(Brief): Retrieve each line that contains the word "JSON" from the entries below.

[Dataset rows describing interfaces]
---
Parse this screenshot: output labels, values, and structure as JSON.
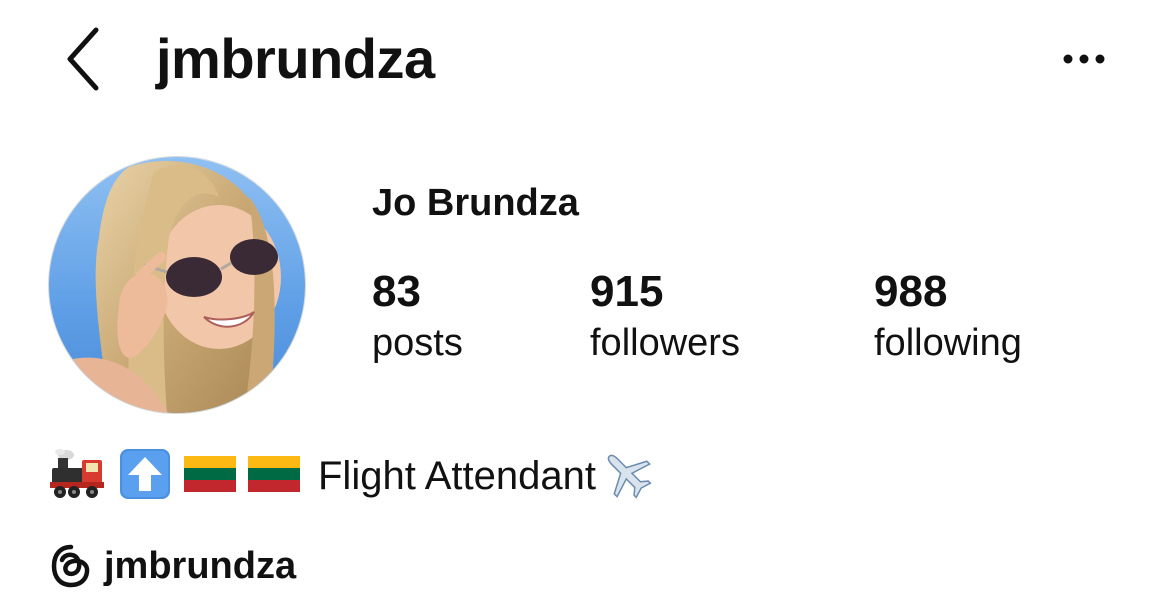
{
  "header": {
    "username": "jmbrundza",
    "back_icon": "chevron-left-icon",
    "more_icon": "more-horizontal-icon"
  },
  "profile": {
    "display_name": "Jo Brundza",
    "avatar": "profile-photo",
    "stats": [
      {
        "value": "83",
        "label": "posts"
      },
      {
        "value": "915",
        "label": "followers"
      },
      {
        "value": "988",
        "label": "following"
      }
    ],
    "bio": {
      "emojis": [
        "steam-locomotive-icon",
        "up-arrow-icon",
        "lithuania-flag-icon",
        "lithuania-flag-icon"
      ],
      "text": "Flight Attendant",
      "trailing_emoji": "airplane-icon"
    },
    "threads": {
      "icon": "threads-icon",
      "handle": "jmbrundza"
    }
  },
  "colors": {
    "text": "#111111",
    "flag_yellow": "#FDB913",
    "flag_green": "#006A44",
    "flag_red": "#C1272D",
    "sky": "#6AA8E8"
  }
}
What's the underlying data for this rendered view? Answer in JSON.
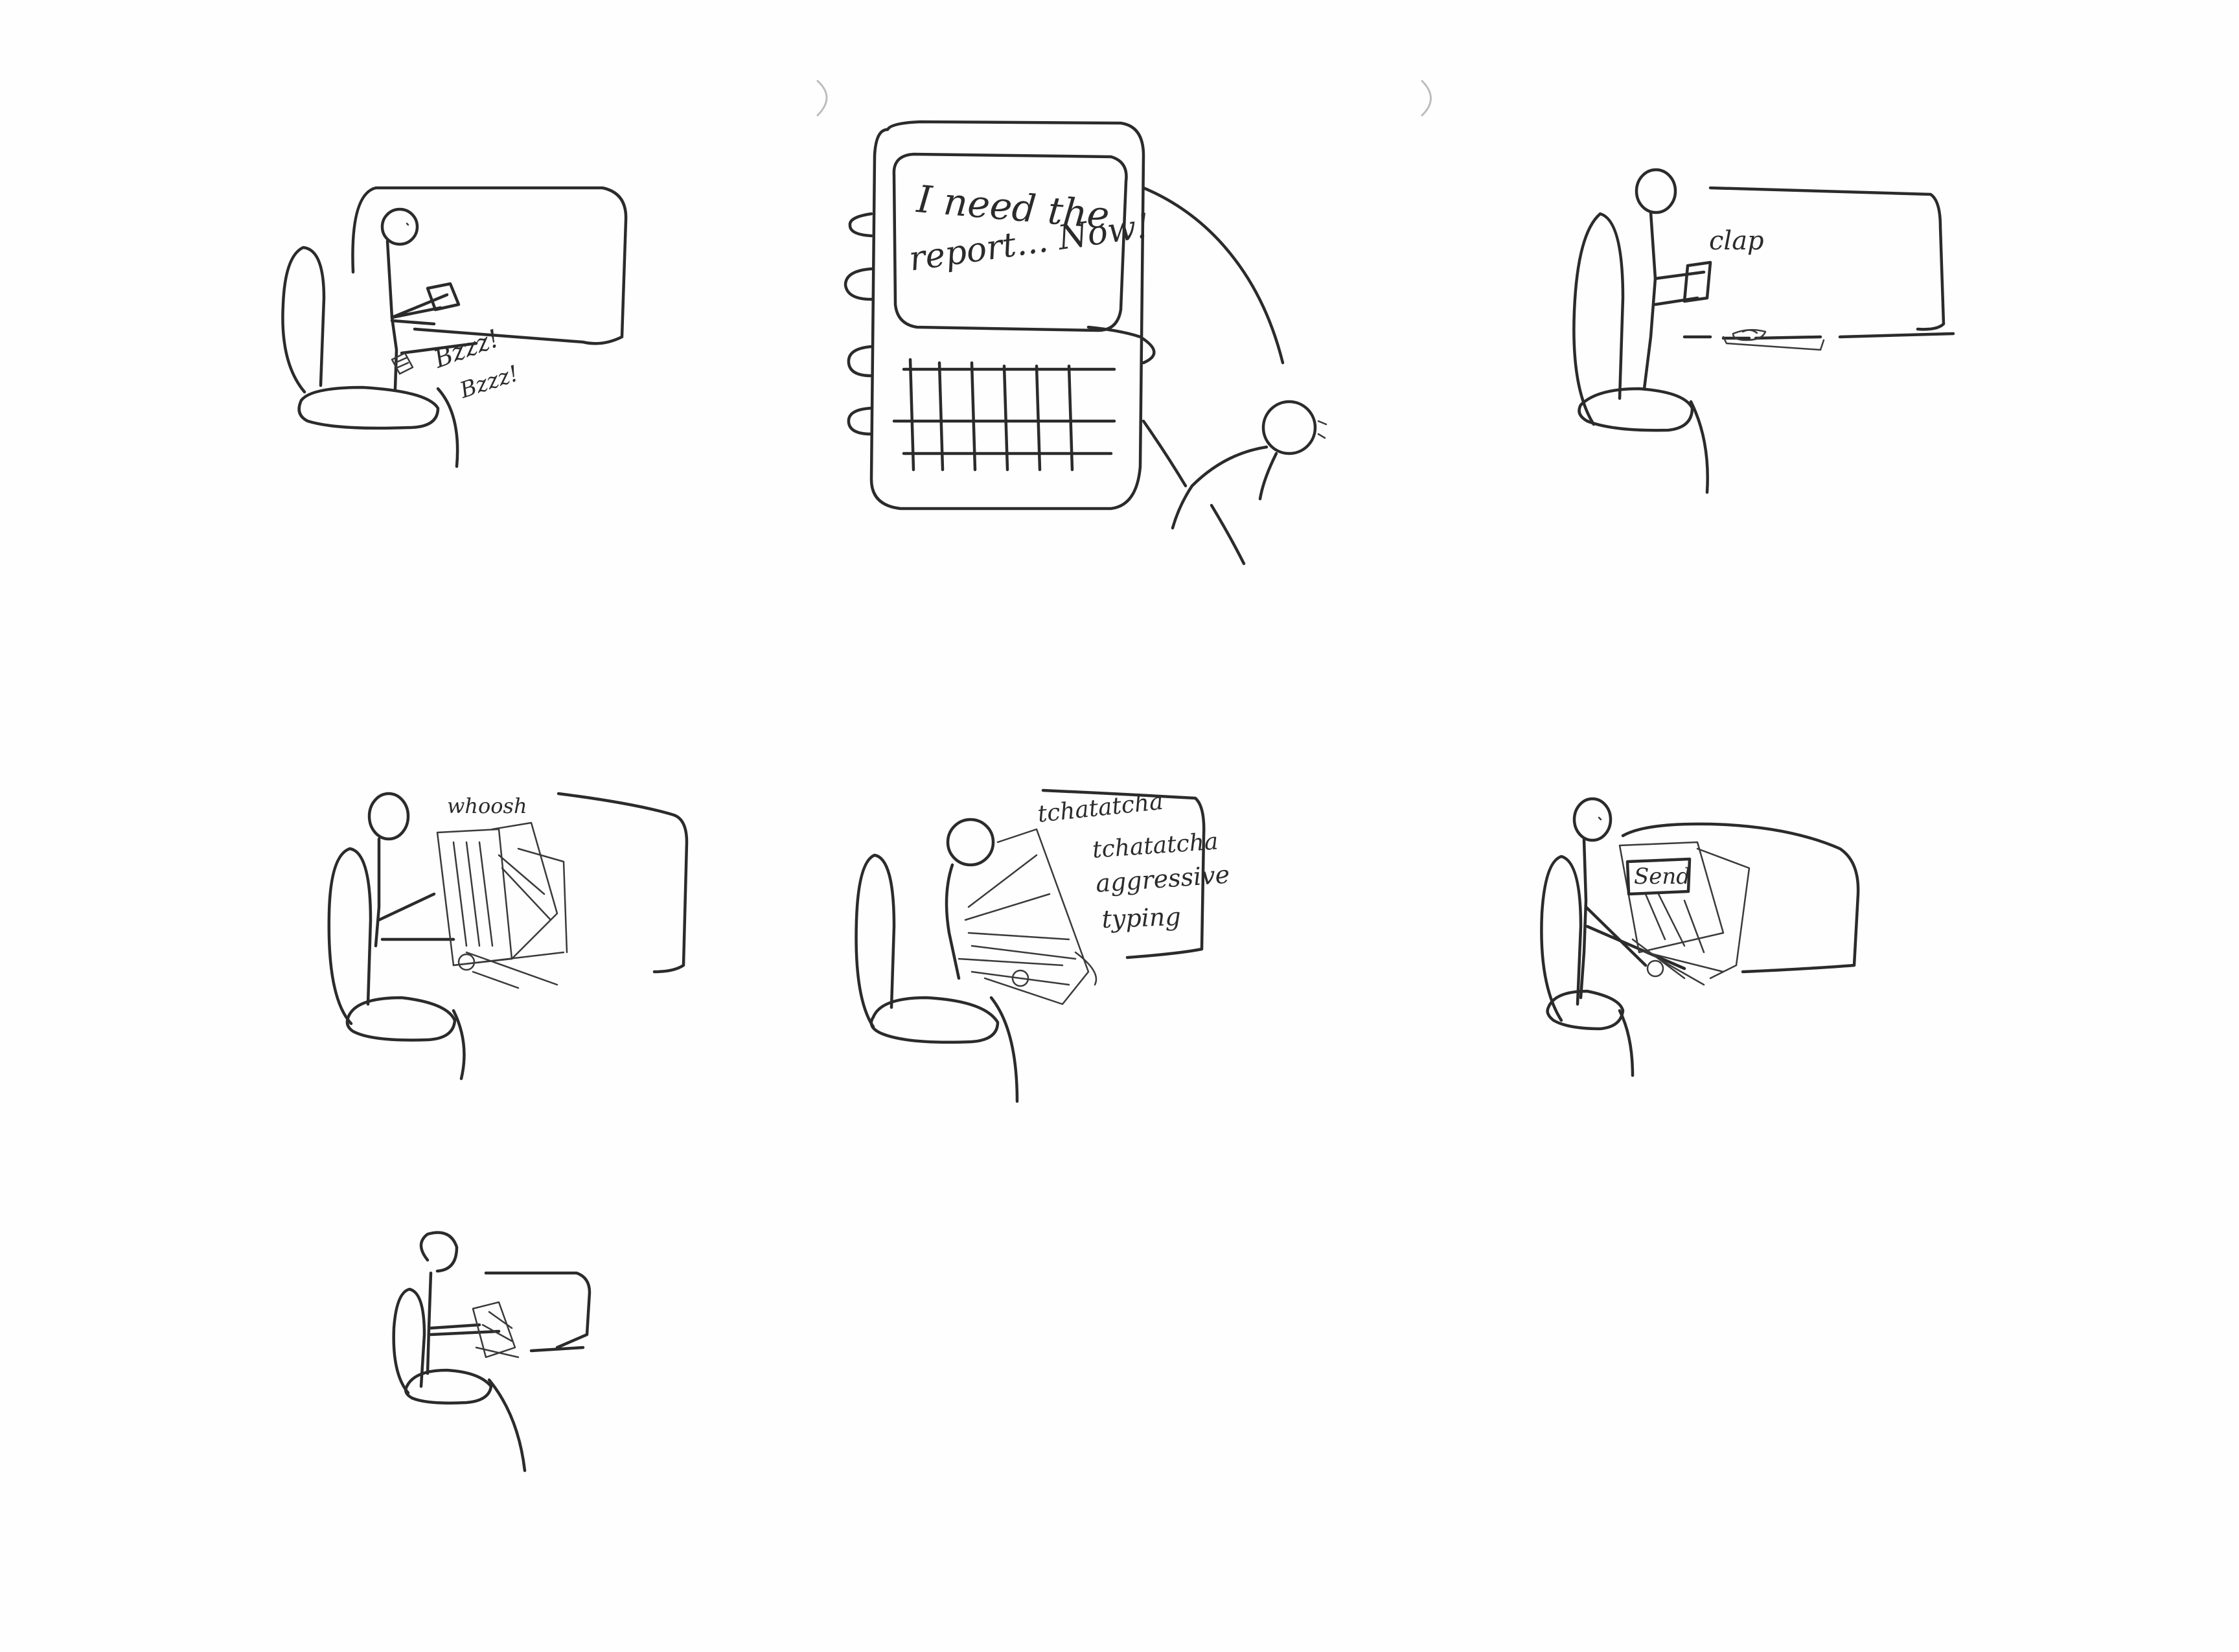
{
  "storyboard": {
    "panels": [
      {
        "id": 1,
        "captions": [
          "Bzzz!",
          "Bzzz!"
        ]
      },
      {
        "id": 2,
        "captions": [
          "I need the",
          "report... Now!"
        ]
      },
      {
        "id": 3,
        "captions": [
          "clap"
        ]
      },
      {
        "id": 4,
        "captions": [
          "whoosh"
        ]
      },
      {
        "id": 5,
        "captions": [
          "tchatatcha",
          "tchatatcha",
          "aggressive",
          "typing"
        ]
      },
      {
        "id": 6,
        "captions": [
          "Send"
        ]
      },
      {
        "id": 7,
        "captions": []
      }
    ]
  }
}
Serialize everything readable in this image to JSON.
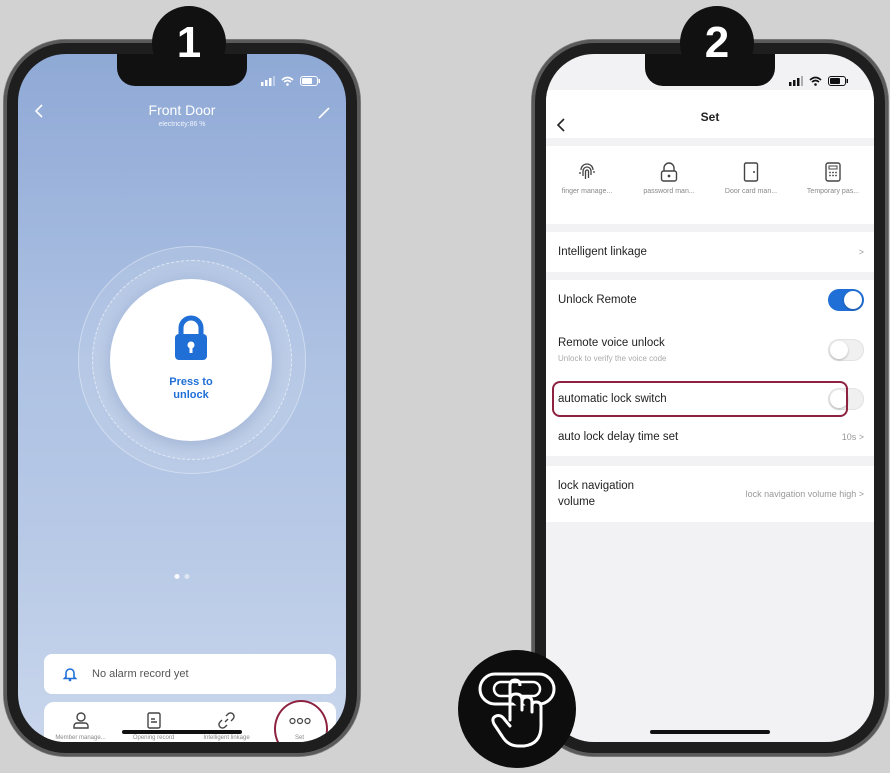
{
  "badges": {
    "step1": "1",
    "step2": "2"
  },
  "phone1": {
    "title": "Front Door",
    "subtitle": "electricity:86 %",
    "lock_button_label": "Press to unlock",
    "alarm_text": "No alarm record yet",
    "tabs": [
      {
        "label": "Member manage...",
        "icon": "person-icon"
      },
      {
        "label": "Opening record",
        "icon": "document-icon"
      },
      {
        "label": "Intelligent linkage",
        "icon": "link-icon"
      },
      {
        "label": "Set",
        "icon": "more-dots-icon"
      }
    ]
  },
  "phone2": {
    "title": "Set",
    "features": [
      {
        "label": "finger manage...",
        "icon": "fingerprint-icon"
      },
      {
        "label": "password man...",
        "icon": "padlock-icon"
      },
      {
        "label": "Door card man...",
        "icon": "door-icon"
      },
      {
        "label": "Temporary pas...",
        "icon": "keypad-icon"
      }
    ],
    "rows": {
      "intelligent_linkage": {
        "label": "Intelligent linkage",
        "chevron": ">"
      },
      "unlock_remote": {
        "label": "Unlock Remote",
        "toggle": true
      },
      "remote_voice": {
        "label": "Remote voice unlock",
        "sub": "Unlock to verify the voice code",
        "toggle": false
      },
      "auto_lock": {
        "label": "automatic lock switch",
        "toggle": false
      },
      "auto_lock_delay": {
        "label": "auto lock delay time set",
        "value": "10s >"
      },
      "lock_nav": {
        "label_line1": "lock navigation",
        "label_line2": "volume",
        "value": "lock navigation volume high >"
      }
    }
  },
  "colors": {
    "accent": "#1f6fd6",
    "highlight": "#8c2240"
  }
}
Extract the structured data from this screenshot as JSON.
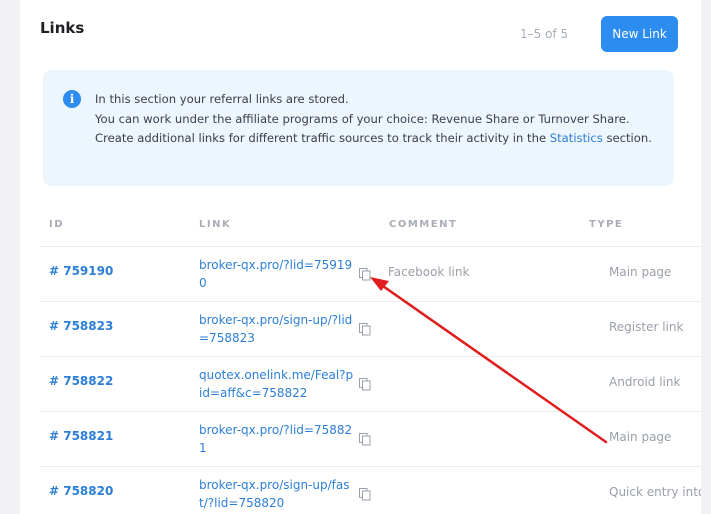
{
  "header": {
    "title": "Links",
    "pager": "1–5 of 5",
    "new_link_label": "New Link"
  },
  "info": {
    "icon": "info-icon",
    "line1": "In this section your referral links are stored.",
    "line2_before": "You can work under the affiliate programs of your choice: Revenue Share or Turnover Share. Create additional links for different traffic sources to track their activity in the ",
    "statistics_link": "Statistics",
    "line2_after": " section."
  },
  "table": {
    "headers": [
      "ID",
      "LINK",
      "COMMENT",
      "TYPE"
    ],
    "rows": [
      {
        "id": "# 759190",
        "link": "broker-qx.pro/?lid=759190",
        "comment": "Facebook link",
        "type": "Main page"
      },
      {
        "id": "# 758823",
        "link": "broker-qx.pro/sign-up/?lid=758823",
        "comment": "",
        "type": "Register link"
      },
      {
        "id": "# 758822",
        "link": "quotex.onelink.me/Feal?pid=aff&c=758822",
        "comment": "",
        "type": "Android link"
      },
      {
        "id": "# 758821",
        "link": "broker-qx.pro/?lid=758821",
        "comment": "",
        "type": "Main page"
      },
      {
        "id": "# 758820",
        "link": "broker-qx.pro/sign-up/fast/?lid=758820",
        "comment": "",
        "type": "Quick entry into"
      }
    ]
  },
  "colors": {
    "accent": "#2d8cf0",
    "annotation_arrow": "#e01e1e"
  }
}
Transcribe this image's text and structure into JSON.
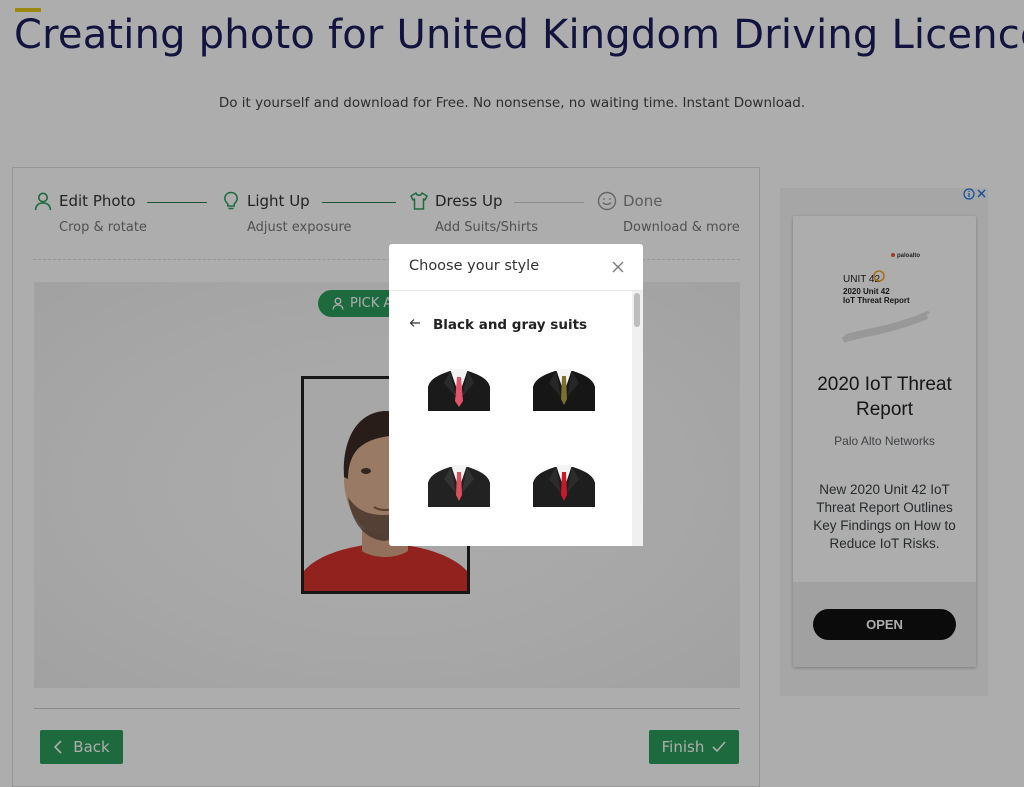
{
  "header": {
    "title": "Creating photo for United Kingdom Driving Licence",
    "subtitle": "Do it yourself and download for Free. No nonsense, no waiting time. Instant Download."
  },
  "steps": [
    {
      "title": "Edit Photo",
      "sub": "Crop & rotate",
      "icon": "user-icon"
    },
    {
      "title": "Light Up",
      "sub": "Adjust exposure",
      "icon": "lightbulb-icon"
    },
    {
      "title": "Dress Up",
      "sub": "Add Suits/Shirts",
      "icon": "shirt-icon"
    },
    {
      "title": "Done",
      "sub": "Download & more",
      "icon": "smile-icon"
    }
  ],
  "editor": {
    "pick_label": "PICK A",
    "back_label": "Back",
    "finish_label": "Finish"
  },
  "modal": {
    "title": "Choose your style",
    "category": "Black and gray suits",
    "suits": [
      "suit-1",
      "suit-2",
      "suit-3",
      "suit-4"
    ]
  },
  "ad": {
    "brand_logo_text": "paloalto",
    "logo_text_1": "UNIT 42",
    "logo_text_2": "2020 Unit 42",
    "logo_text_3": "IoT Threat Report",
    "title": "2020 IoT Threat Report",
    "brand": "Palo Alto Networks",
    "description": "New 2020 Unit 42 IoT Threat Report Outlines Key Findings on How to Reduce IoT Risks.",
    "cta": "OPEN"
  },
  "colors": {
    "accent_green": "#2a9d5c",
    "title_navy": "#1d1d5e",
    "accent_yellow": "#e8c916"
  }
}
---
(Written solution):
Parse this screenshot: output labels, values, and structure as JSON.
What's the underlying data for this rendered view? Answer in JSON.
Serialize everything readable in this image to JSON.
Extract the structured data from this screenshot as JSON.
Transcribe this image's text and structure into JSON.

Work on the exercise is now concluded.